Caspar Schwenckfeld (1489-1561) was yet another Catholic priest who lost his mooring during turbulent times – in this case, the Reformation era. Born in Ossig, Silesia, to noble parents, he started university in Cologne in 1505, but after two years moved on to the university at Frankfurt on the Oder. After another year or two, he became adviser to successive dukes of Leignitz, the small German state in which he found himself. Reading Luther’s works, Fr Schwenckfeld soon identified with the Reformation, but broke with Luther over the Eucharist. Rejecting his former mentor’s views on the Sacrament, he held that its reception was a purely spiritual eating of the Body of Christ.
Continuing to develop new beliefs, he rejected infant baptism, came to hold that Jesus was becoming “evermore God”, and condemned oaths and most forms of government authority.

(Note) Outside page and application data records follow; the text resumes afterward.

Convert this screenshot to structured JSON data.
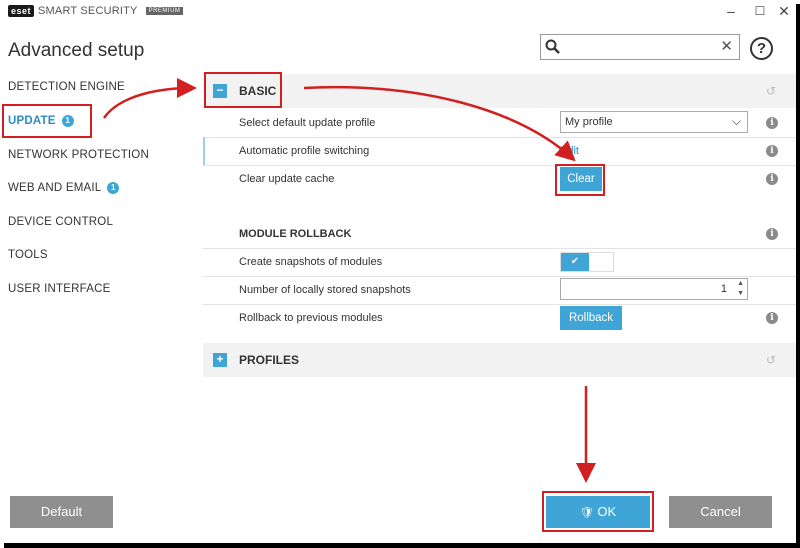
{
  "titlebar": {
    "logo": "eset",
    "product": "SMART SECURITY",
    "edition": "PREMIUM",
    "minimize": "–",
    "maximize": "☐",
    "close": "✕"
  },
  "header": {
    "title": "Advanced setup",
    "search": {
      "value": "",
      "placeholder": ""
    },
    "search_clear": "✕",
    "help": "?"
  },
  "sidebar": {
    "items": [
      {
        "label": "DETECTION ENGINE",
        "badge": ""
      },
      {
        "label": "UPDATE",
        "badge": "1",
        "active": true
      },
      {
        "label": "NETWORK PROTECTION",
        "badge": ""
      },
      {
        "label": "WEB AND EMAIL",
        "badge": "1"
      },
      {
        "label": "DEVICE CONTROL",
        "badge": ""
      },
      {
        "label": "TOOLS",
        "badge": ""
      },
      {
        "label": "USER INTERFACE",
        "badge": ""
      }
    ]
  },
  "basic": {
    "expander": "−",
    "title": "BASIC",
    "rows": {
      "profile": {
        "label": "Select default update profile",
        "value": "My profile"
      },
      "switching": {
        "label": "Automatic profile switching",
        "link": "Edit"
      },
      "cache": {
        "label": "Clear update cache",
        "button": "Clear"
      }
    },
    "rollback": {
      "title": "MODULE ROLLBACK",
      "snapshots": {
        "label": "Create snapshots of modules",
        "checked": true
      },
      "count": {
        "label": "Number of locally stored snapshots",
        "value": "1"
      },
      "rollback": {
        "label": "Rollback to previous modules",
        "button": "Rollback"
      }
    }
  },
  "profiles": {
    "expander": "+",
    "title": "PROFILES"
  },
  "icons": {
    "info": "i",
    "revert": "↺",
    "check": "✔",
    "chevron": "⌵",
    "spin_up": "▲",
    "spin_down": "▼",
    "shield": "🛡"
  },
  "footer": {
    "default_label": "Default",
    "ok_label": "OK",
    "cancel_label": "Cancel"
  },
  "colors": {
    "accent": "#3fa5d6",
    "annotation": "#d21f1f",
    "button_gray": "#8f8f8f"
  }
}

Leaving Leignitz in 1529 to avoid causing his duke further embarrassment, Schwenckfeld continued to publish new doctrinal ideas, only to have them routinely condemned by Luther and other Reformers. In time, he came to reject the idea of an “outward Church” in favour of inner spiritual renewal. Nevertheless, in his lifetime he was seen as pursuing a “middle way” between the “Magisterial Reformers”, such as Luther, Calvin and Zwingli, and the Anabaptists.
Despite his rejection of Church structures, groups of followers developed around his writings. Persecuted in Germany, they began emigrating to Philadelphia. Most of the Schwenckfelders in the world today are in that area, organised in five churches. Probably the best – if not the only – known Schwenckfelder in American history was Richard Schweiker, Ronald Reagan’s putative vice president nominee in his unsuccessful 1976 bid. After Reagan’s 1980 victory. Schweiker served two years as US secretary of health and human services.

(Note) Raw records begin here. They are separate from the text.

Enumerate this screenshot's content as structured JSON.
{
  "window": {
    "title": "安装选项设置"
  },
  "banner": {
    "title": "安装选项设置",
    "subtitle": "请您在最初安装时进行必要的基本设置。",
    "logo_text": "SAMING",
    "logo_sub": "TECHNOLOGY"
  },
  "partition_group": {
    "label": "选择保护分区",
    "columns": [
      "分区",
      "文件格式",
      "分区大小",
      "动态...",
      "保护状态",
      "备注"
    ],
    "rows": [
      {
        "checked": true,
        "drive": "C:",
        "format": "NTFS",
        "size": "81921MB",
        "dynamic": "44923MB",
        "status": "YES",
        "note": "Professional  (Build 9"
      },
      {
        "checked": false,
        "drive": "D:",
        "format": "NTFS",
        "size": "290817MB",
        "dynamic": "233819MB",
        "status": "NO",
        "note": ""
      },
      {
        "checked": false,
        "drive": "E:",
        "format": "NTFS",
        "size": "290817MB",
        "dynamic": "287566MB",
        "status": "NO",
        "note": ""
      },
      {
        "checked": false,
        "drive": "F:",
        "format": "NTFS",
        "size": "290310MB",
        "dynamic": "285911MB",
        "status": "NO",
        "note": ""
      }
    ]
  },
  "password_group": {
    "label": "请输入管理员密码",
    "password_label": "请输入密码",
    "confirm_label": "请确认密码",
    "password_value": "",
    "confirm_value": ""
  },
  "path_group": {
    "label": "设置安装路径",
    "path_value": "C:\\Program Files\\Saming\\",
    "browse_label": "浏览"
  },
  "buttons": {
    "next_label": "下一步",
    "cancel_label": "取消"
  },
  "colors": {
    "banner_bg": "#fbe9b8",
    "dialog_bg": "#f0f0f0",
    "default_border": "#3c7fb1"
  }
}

Today’s Schwenckfelders do not share all of their founder’s beliefs – especially regarding churches.